Boreham, C. 2008
Basic Data Results from new geochemical sampling of offshore wells from the Vlaming Sub-basin, Western Australia: Part 2. Geoscience Australia, Professional Opinion No. 2008/01
Bradshaw, B.E., Rollet, N., Totterdell, J.M. and Borissova, I. 2003
A revised structural framework for frontier basins on the southern and southwestern Australian continental margin. Geoscience Australia Record 2003/03
Crostella, A. and Backhouse, J. 2000
Geology and petroleum exploration of the central and southernPerth Basin, Western Australia. Western Australia Geological Survey, Report 57, 75p
Harris, L.B. 1994
Structural and tectonic synthesis for the Perth Basin, Western Australia Journal of Petroleum Geology Vol.17, pp. 129-156
Iasky, R. P. 1993 A structural study of the southern Perth basin: Western Australia Geological Survey, Report 31
Kempton, R.H., Liu, K., Boreham, C., Bradshaw, B.E., Eadington, P.J. and Passmore, V. 2002
Oil migration and accumulation in the offshore Perth Basin, Western Australia. CSIRO Petroleum, Open file report, January 2002. Report to Geoscience Australia
Marshall, J.F., Ramsay, D.C., Lavering, I., Swift, M.G. and Shafik, S. 1989
Hydrocarbon prospectivity of the offshore South Perth Basin BMR Record 1989/23
Marshall, J.F., Ramsay, D.C., Moore, A.M.G., Shafik, S., Graham, T.G. and Needham, J. 1993
The Vlaming Sub-basin, offshore South Perth Basin. AGSO, Continental Margins Folio 7
Miyazaki, S., Cadman, S.J., Vuckovic, V., Davey, S.J. and Conolly, J.R. 1996

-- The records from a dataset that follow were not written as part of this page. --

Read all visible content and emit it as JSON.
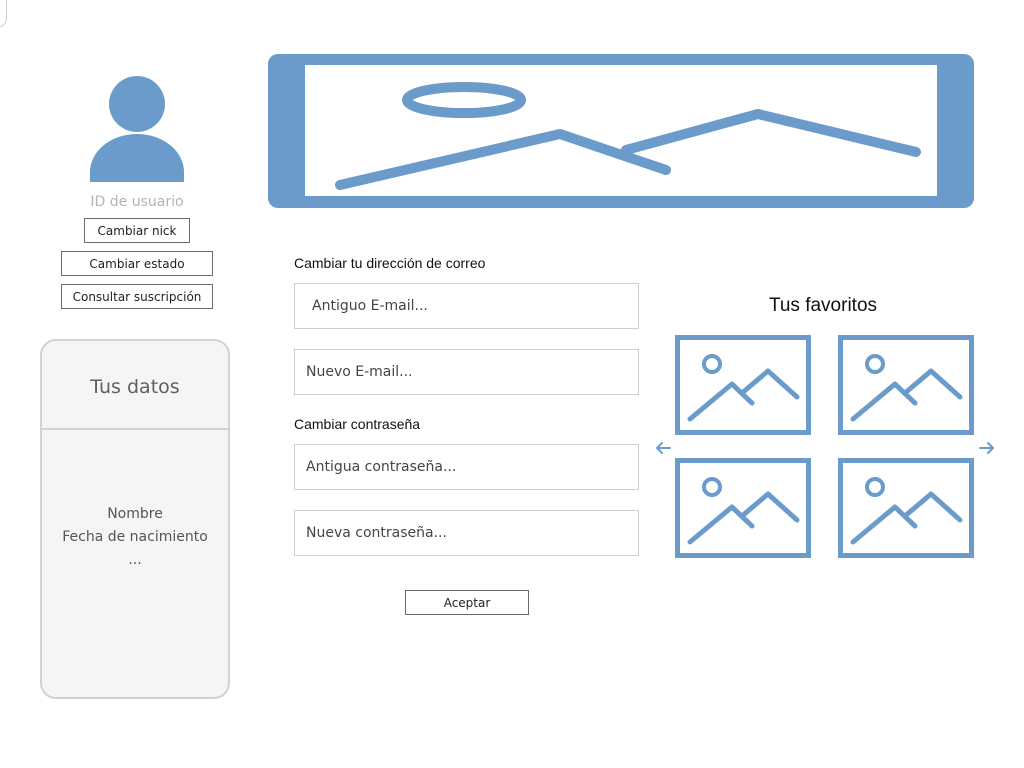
{
  "profile": {
    "user_id_label": "ID de usuario",
    "buttons": {
      "change_nick": "Cambiar nick",
      "change_status": "Cambiar estado",
      "view_subscription": "Consultar suscripción"
    }
  },
  "data_card": {
    "title": "Tus datos",
    "line1": "Nombre",
    "line2": "Fecha de nacimiento",
    "line3": "..."
  },
  "email_section": {
    "label": "Cambiar tu dirección de correo",
    "old_placeholder": "Antiguo E-mail...",
    "new_placeholder": "Nuevo E-mail..."
  },
  "password_section": {
    "label": "Cambiar contraseña",
    "old_placeholder": "Antigua contraseña...",
    "new_placeholder": "Nueva contraseña..."
  },
  "accept_button": "Aceptar",
  "favorites": {
    "title": "Tus favoritos"
  },
  "icons": {
    "avatar": "user-avatar-icon",
    "banner": "image-placeholder-icon",
    "thumbnail": "image-placeholder-icon",
    "prev": "arrow-left-icon",
    "next": "arrow-right-icon"
  },
  "colors": {
    "accent": "#6a9bcb",
    "card_bg": "#f5f5f5",
    "card_border": "#d2d2d2",
    "muted_text": "#b4b4b4"
  }
}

Vlaming Sub-basin Petroleum Prospectivity. Bureau of Resource Sciences, Petroleum Prospectivity Bulletin 1996/1
Monteil, E. Boreham, C. and Krassay, A. 2006
Basic Data Results from new biostratigraphic and geochemical sampling and analysis of offshore wells from the Vlaming Sub-basin, Western Australia. Geoscience Australia, Professional Opinion No. 2006/05 (Report for Approval to Sample No S31784)
Norvick, M.S. 2004
Tectonic and stratigraphic history of the Perth Basin, Geoscience Australia Record, 2004/16 
Owad-Jones, D.L. and Ellis, G.K. 2000
Western Australia atlas of petroleum fields, Onshore Perth Basin: Petroleum Division, DMEWA, Volume 1
Nicholson, C.J., Borissova, I., Krassay, A.A., Boreham, C.J., Mon­teil, E., Neumann, V., di Primio, R. and Bradshaw B.E. 2008
New exploration opportunities in the southern Vlaming Sub-basin, APPEA Journal, Vol. 48, Issue:1, pp. 371-379
Seggie, R. 1990
Geological cross-sections of the Vlaming Sub-basin, South Perth Basin. Bureau of Mineral Resources, Geology and Geophysics, Record 1990/64 (geocat 14386)
Song, T. and Cawood, P.A. 2000
Structural styles in the Perth Basin associated with the Mesozoic breakup of Greater India and Australia. Tectonophysics, Vol. 317, pp. 55-72

Topic contact: petroleum@ga.gov.au Last updated: August 10, 2012